|This Week's Redistricting Highlight|
The Rhode Island state redistricting commission was immediately met with criticism from U.S. Rep. Jim Langevin (D) and local Republicans after the unveiling of a newly proposed Congressional map on Monday. Aides for the congressman said the map shifts nearly 100,000 residents between the two districts, while only about 7,200 need to be moved. The move is centered in Providence, about 71 percent of which would be in the newly drawn 1st District, up from about 40 percent. This change would make the 1st more heavily Democratic, helping freshman incumbent David Cicilline's bid for re-election. In response to the criticism, a proposal that moves about 30,000 fewer voters was released on Thursday. The commission was expected to vote on the proposals December 19, but that may now be pushed back.
By a 4-1 vote the Legislative Reapportionment Commission approved new Senate and House maps on Monday. No further action is required to implement the districts for 2012, but there is a 30-day period to file appeals with the state Supreme Court. Under the plan, one district in the Senate and five in the House are moved from the western part of the state to the east. Senate Minority Leader Jay Costa (D) said Democrats have not yet decided whether they will appeal.

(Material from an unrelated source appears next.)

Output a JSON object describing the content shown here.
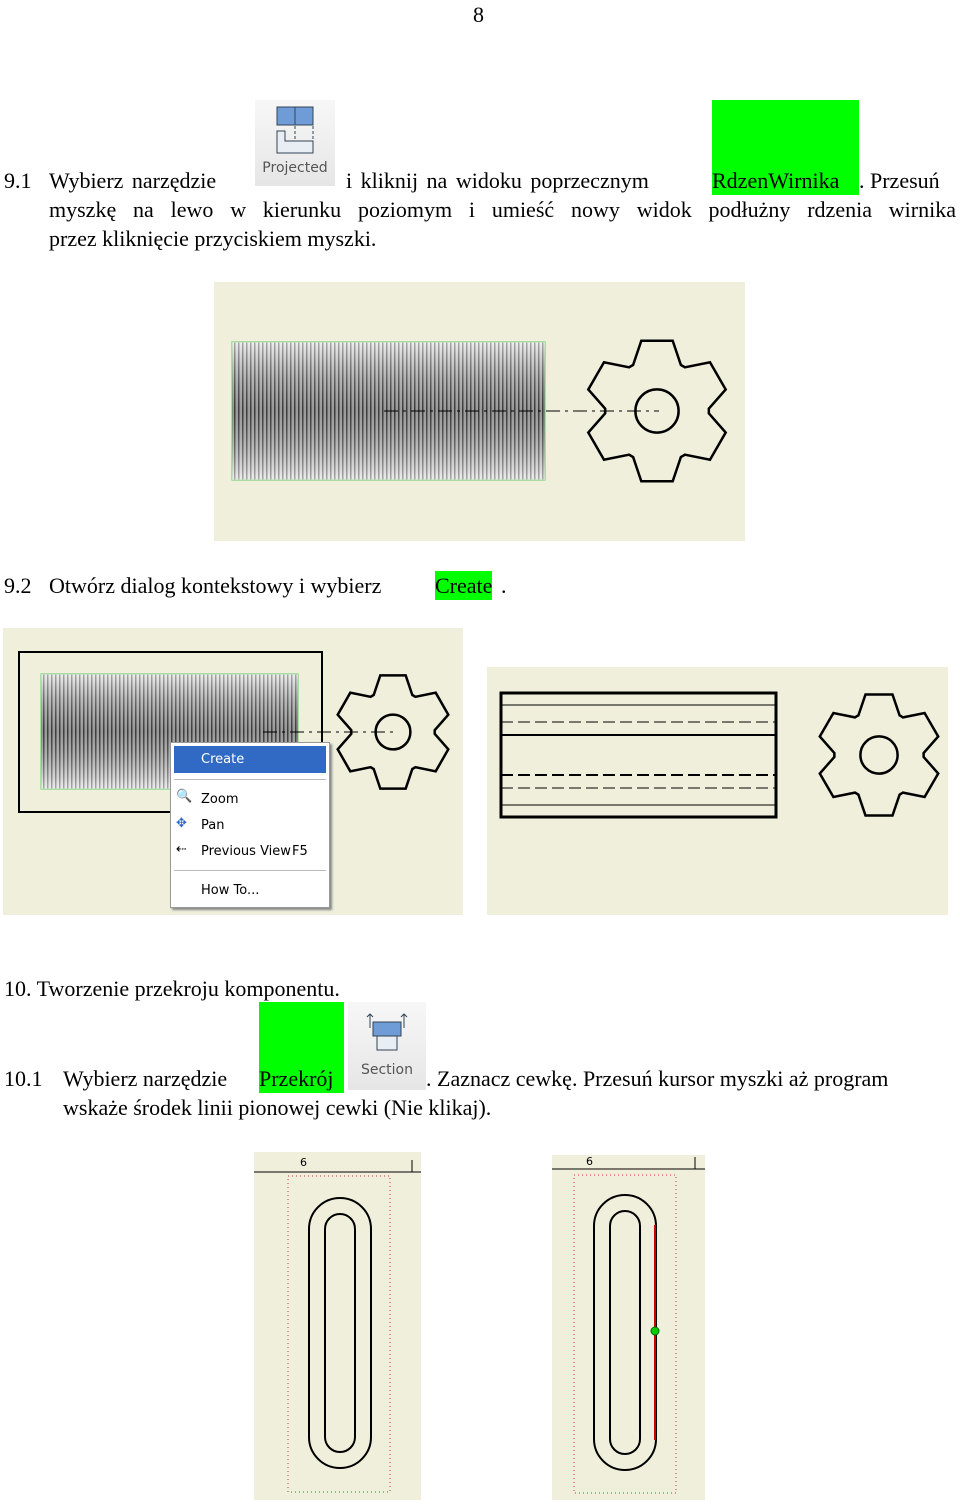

After a number of delays, Republicans unveiled their newly drawn congressional map on Tuesday. The map draws Democratic Reps. Jason Altmire and Mark Critz into the same district while putting six Republicans into safer districts.
The Senate State Government Committee approved the bill 6-5 along party lines, with the exception of Sen. Mike Folmer (R), who said he believed the map was specifically drawn to dilute Democratic votes and was the perfect example of why redistricting reform is needed. The Senate voted to approve the new map by a 26-24 vote on Wednesday, sending the legislation to the House, which is expected to approve it next week.
Earlier this week, the attorney representing Republican lawmakers in a lawsuit over the new South Carolina congressional map filed paperwork requesting that the federal judge be removed from the case. Billy Wilkins, in his complaint, alleged that Judge Mark Gergel represented the plaintiffs in a similar lawsuit over redistricting last decade. Yesterday, Gergel recused himself from the case, in part because of his work for former Governor of South Carolina Jim Hodges (D). Gergel is being replaced by Judge Patrick Duffy.
Following Utah's redistricting process, Republicans and Democrats began digging for dirt on their political rivals. Both parties filed a Government Records Access and Management Act request, seeking communications regarding the redistricting process. Although Democrats are still fighting over fees associated with the request, Republicans have obtained over 1,000 pages of information. This information, say Republicans, reveals that Democratic lawmakers worked behind the scenes to determine the political impact of redistricting proposals. The GOP called the actions hypocritical given Democratic calls for greater transparency. Democrats, however, argue that their actions were primarily defensive and sought to combat shady tactics on the part of state Republicans.
Following a breakthrough this week, the Washington State Redistricting Commission is expected to release their proposed plans for new legislative districts at a meeting today. Commissioners Slade Gorton (R) and Tim Ceis (D) announced on Tuesday that they came to an agreement on their portion of Western Washington districts. Tom Huff (R) and Dean Foster (D) also reached consensus on their portion of the plan. The four commissioners decided last month to split into bipartisan teams in order to overcome an impasse that slowed down their work.